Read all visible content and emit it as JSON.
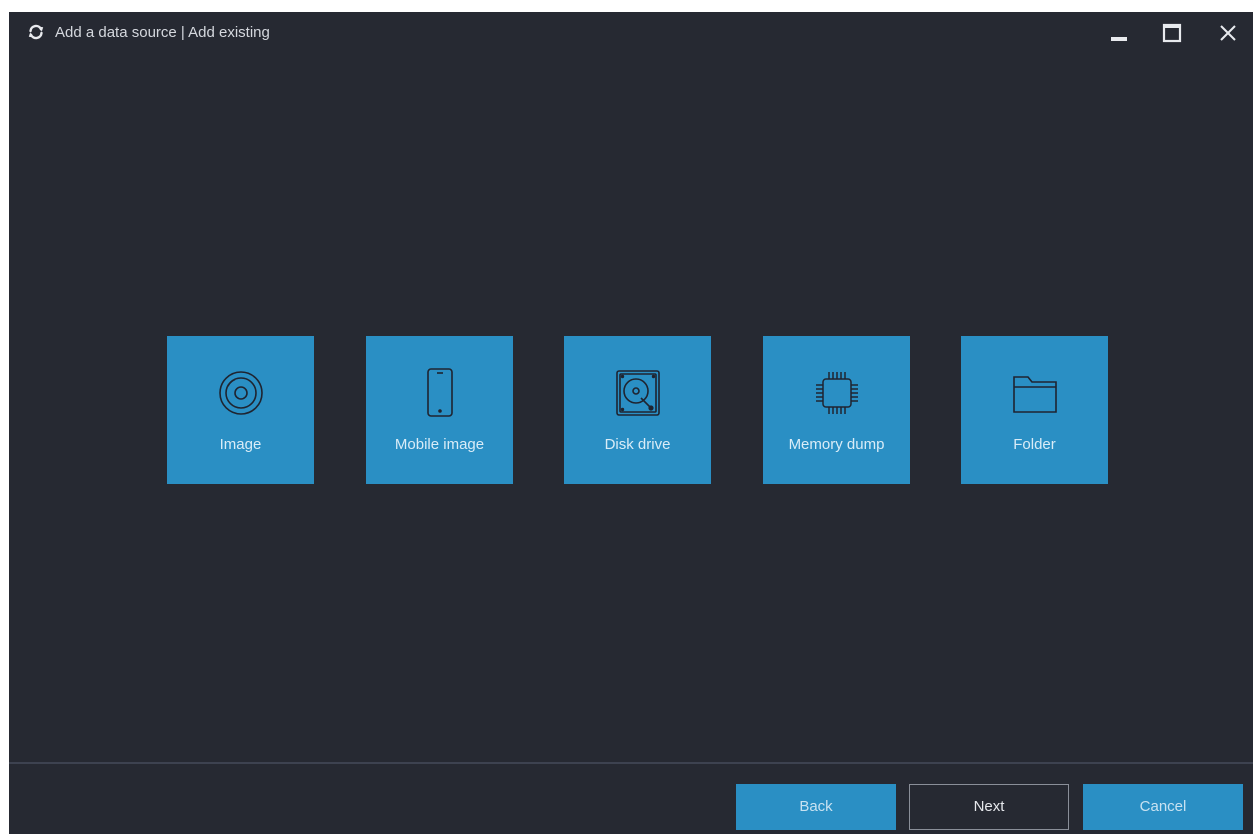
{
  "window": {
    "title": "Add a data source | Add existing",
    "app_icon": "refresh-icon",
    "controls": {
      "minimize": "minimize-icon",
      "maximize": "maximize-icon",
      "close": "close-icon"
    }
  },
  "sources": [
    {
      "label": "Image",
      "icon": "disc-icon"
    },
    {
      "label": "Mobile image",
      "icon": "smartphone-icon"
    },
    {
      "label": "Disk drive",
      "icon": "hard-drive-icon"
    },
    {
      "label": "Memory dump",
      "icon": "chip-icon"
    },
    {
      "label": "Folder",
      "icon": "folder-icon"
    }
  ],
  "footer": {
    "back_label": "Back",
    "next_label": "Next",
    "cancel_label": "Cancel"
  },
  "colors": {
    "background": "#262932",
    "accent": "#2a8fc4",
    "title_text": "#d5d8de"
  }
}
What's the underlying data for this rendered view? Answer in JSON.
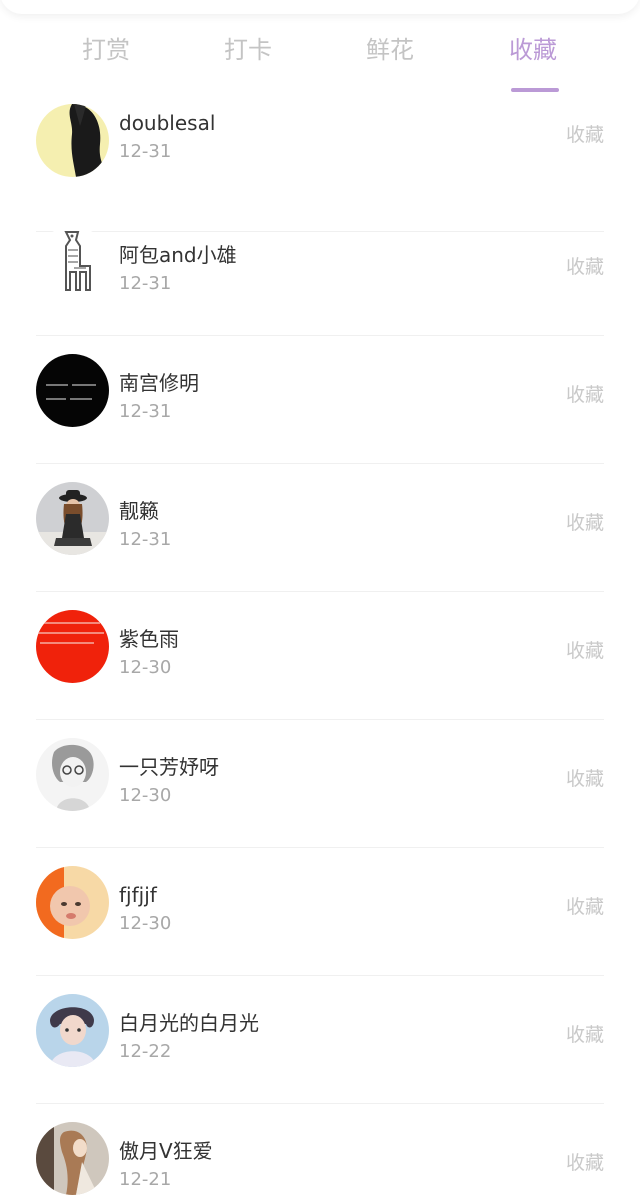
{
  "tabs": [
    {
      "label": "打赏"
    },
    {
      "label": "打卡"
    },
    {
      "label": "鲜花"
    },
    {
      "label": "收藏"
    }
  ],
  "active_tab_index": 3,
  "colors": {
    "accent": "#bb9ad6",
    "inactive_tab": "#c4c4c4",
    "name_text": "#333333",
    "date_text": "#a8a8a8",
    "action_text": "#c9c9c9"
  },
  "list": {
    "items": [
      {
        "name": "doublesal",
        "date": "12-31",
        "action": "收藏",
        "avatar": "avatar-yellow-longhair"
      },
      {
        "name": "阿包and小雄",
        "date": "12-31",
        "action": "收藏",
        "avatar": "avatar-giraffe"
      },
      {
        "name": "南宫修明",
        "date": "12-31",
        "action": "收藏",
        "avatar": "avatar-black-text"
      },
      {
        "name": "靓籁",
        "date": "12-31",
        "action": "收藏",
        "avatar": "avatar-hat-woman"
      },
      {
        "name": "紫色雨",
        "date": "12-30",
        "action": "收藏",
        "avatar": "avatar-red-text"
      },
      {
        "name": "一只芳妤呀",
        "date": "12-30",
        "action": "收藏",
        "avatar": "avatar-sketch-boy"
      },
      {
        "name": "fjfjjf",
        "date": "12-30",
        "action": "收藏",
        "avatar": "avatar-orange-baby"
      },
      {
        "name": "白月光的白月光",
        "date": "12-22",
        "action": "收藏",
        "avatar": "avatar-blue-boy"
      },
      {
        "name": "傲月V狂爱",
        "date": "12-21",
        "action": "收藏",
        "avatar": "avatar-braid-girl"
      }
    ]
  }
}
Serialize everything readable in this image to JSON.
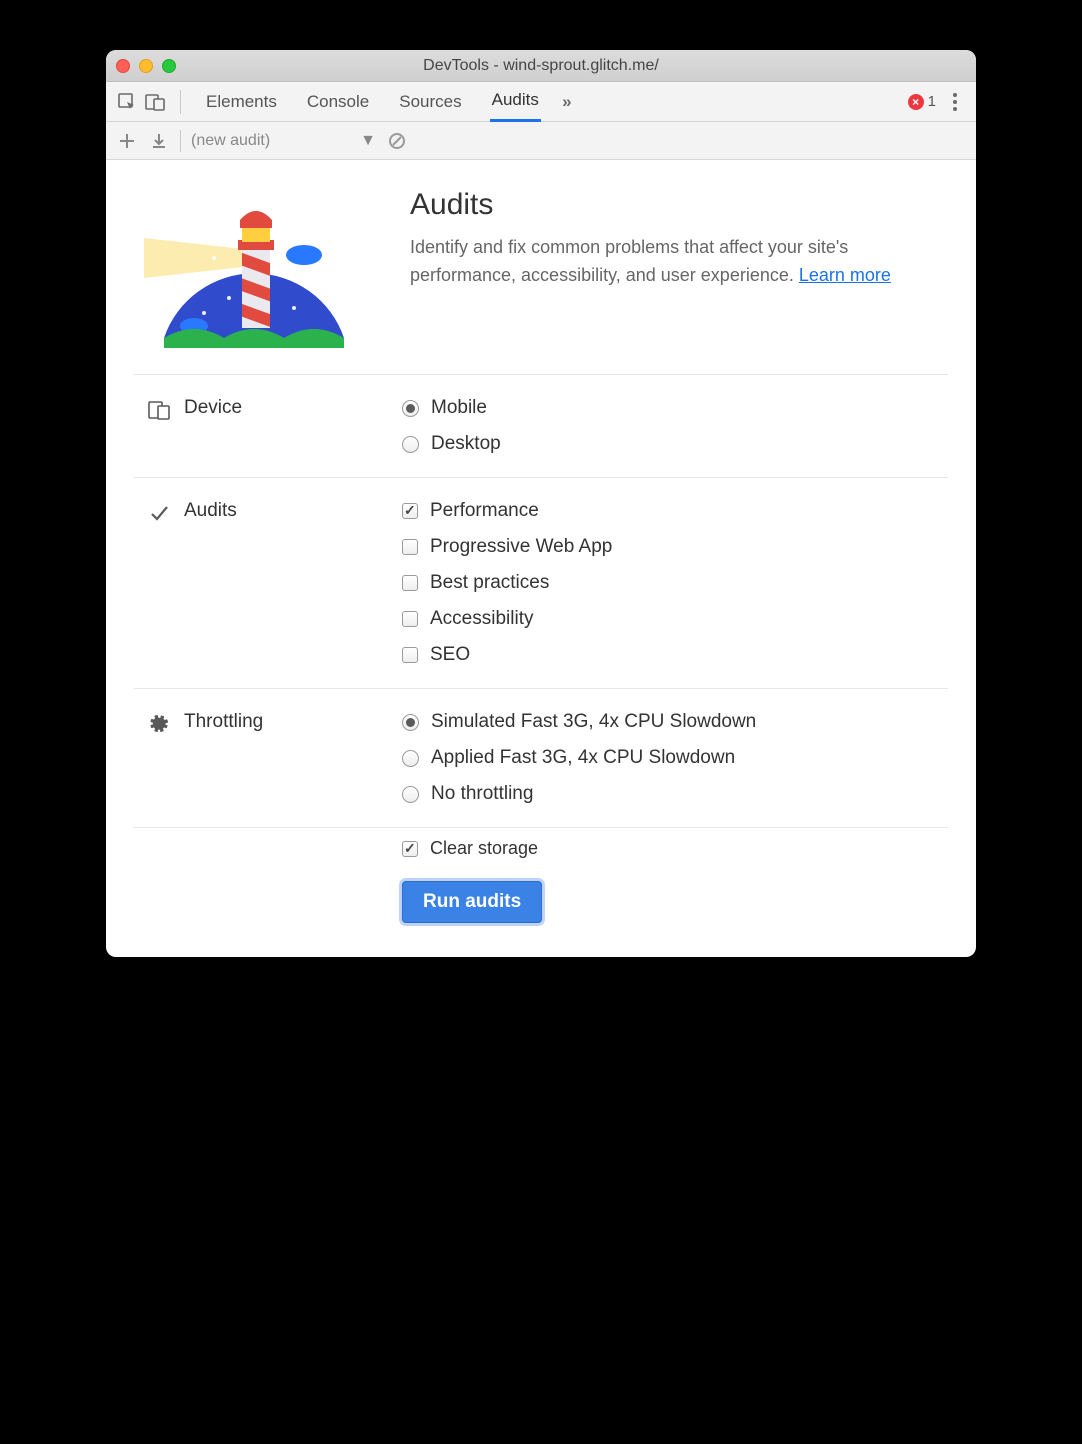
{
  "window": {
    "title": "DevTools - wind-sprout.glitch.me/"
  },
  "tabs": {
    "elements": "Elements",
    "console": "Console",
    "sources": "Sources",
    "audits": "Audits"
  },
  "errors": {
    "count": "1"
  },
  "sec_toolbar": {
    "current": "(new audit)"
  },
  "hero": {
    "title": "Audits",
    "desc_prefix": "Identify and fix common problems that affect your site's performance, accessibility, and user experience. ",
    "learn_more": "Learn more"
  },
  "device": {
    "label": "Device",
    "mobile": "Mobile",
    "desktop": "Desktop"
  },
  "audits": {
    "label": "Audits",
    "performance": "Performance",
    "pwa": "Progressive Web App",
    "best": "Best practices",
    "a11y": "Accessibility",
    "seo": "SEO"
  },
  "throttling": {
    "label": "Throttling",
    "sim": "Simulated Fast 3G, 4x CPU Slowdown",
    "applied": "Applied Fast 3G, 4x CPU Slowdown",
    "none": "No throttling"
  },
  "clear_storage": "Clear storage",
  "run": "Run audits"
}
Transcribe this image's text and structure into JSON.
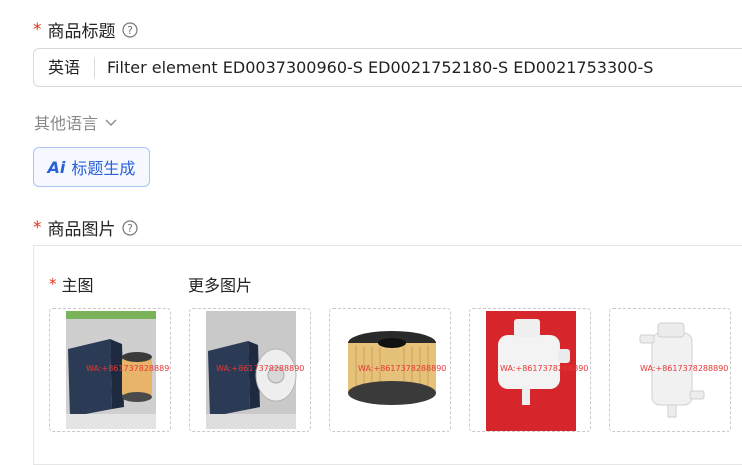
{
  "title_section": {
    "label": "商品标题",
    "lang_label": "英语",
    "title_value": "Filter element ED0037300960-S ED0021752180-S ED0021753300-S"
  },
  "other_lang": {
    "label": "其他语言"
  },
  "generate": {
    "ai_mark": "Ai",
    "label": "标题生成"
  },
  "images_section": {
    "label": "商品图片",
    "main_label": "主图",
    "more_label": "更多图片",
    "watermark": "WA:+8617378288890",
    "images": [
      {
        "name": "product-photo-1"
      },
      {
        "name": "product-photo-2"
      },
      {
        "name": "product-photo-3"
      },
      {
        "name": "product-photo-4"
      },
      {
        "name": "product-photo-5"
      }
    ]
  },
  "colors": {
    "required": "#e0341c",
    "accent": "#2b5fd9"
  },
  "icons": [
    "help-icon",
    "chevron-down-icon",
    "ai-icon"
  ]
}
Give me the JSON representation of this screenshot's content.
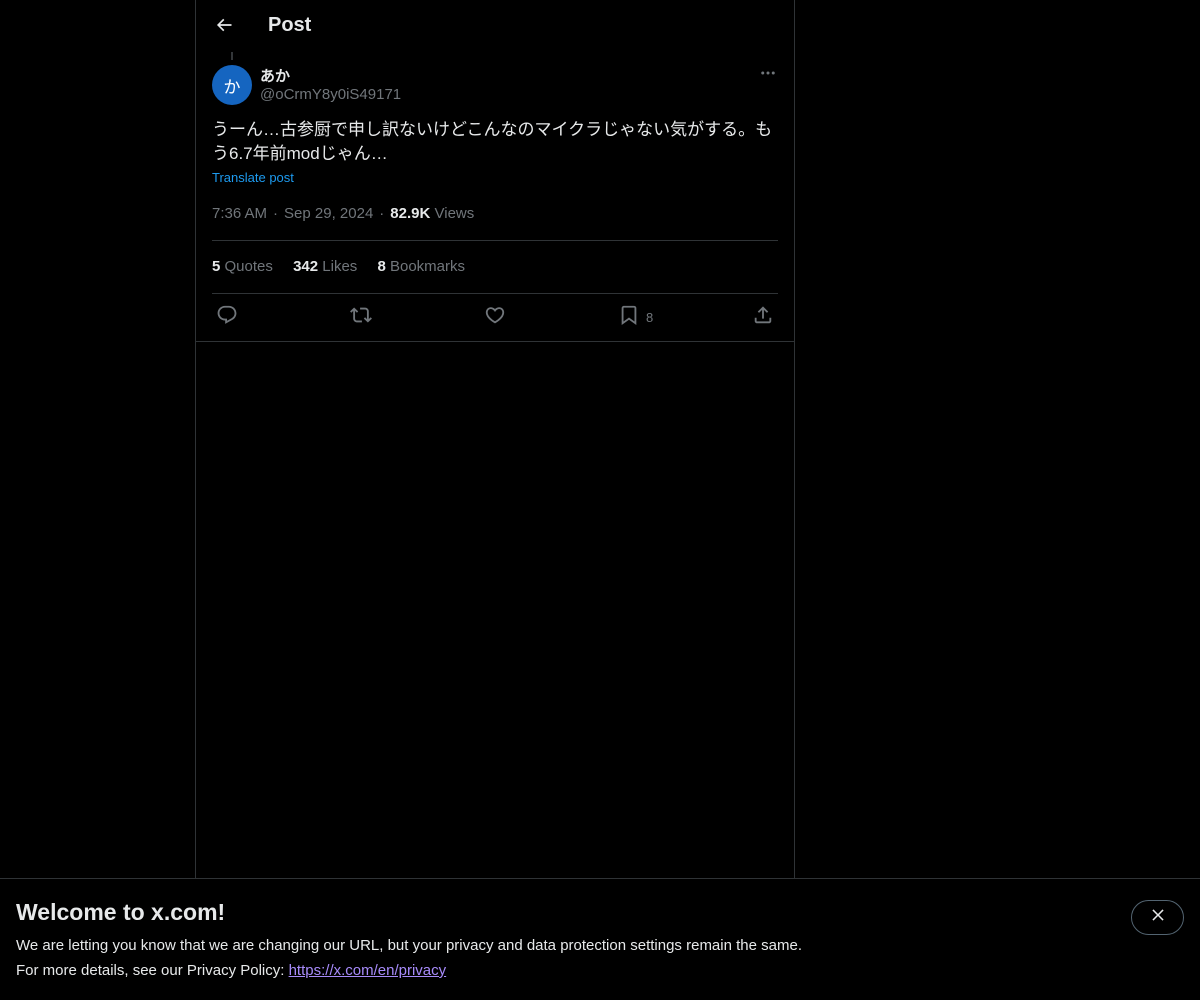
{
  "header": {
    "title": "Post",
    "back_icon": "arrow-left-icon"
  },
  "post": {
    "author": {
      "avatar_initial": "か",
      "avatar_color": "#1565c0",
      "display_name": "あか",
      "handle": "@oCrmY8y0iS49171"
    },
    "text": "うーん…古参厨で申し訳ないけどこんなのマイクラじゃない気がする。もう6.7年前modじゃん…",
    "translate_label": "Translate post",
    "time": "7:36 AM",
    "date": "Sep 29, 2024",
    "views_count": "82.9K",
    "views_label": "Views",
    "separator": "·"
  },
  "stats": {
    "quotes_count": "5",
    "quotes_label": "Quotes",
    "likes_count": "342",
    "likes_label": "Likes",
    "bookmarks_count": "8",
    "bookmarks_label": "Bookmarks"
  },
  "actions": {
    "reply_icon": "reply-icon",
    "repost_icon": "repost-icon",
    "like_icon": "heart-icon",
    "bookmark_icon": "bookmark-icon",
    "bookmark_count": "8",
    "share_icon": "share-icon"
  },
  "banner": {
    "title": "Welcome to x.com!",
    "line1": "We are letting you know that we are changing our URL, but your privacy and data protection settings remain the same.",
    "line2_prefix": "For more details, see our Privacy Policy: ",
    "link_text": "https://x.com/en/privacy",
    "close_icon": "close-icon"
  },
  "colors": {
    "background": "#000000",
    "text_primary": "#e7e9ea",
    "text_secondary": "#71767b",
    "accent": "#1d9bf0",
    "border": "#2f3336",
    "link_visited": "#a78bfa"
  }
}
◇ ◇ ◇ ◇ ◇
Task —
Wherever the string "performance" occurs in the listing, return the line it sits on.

Task response —
    "desc_prefix": "Identify and fix common problems that affect your site's performance, accessibility, and user experience. ",
    "performance": "Performance",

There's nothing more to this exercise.